Some may have asked whether the provision is compatible with general human rights such as the right to privacy; in a sense, the hon. Lady's point touches on those issues. However, the provision is justified for the sake of preventing crime. The need to uphold the deterrent effect of sentences and sanctions gives us a justification for stepping into the realm of private data. That is part of the data protection arrangements that are already well entrenched.

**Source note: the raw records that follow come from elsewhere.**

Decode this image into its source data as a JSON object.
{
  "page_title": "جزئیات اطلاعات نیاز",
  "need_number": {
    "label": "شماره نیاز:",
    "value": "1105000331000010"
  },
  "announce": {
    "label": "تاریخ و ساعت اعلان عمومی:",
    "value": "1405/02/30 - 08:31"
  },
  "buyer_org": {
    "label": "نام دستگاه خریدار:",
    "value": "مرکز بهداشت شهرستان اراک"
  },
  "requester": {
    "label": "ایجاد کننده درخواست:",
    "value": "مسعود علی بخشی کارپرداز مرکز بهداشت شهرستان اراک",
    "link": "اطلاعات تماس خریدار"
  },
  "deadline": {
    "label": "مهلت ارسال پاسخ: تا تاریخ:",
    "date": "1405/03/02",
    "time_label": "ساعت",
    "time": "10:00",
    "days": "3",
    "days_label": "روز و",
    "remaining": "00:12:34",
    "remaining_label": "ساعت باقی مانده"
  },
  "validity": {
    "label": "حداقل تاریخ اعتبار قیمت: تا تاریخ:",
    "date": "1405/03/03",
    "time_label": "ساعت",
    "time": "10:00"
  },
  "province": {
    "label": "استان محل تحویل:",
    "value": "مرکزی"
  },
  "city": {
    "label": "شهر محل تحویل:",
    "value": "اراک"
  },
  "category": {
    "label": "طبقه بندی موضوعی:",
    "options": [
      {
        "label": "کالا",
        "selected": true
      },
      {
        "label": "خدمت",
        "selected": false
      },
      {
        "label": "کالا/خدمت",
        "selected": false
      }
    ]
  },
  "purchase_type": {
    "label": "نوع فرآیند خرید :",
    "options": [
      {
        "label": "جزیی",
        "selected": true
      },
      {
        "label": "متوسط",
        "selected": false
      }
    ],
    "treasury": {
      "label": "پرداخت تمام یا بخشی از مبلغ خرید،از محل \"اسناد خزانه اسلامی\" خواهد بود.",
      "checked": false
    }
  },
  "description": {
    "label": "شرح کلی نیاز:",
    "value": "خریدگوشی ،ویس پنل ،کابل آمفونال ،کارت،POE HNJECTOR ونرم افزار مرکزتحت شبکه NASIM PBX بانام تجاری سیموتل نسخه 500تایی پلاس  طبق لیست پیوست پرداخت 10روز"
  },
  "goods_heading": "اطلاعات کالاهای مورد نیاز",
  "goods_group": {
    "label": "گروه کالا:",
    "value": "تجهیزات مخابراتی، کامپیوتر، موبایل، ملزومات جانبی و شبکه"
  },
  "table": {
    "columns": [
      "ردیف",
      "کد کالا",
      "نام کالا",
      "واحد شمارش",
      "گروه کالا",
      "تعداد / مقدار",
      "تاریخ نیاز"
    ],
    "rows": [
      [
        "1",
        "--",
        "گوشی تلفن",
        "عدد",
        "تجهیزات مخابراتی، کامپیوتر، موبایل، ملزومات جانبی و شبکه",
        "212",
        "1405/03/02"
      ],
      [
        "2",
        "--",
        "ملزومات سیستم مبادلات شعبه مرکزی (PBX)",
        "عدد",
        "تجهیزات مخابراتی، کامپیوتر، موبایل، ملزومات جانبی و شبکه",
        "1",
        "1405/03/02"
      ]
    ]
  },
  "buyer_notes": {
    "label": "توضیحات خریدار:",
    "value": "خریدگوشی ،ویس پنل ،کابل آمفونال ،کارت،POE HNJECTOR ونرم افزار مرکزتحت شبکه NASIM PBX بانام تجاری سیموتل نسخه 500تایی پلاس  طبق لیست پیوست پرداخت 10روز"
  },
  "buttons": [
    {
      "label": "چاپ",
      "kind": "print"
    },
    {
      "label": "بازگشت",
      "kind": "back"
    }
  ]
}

The hon. Lady may not be familiar with this, but a pilot is taking place in south Yorkshire under provisions in the Courts Act 2003 for a register of judgments to be set up. Fines would be put on a register available to financial institutions. That would be an additional deterrent for individuals and would ensure that they paid their fines when they were due. We are testing that principle in the field to see how it works. It has received a lot of publicity, and many people who have felt that their credit rating may be affected by defaulting on criminal fines have been persuaded to pay them more readily. That is a perfectly legitimate incentive to give someone convicted of a criminal offence, to ensure that they pay their fine. I take on board the point that the hon. Member for Chesham and Amersham asked about, but as we need to ensure that the courts have the information to pursue enforcement, the provision is warranted and reasonable.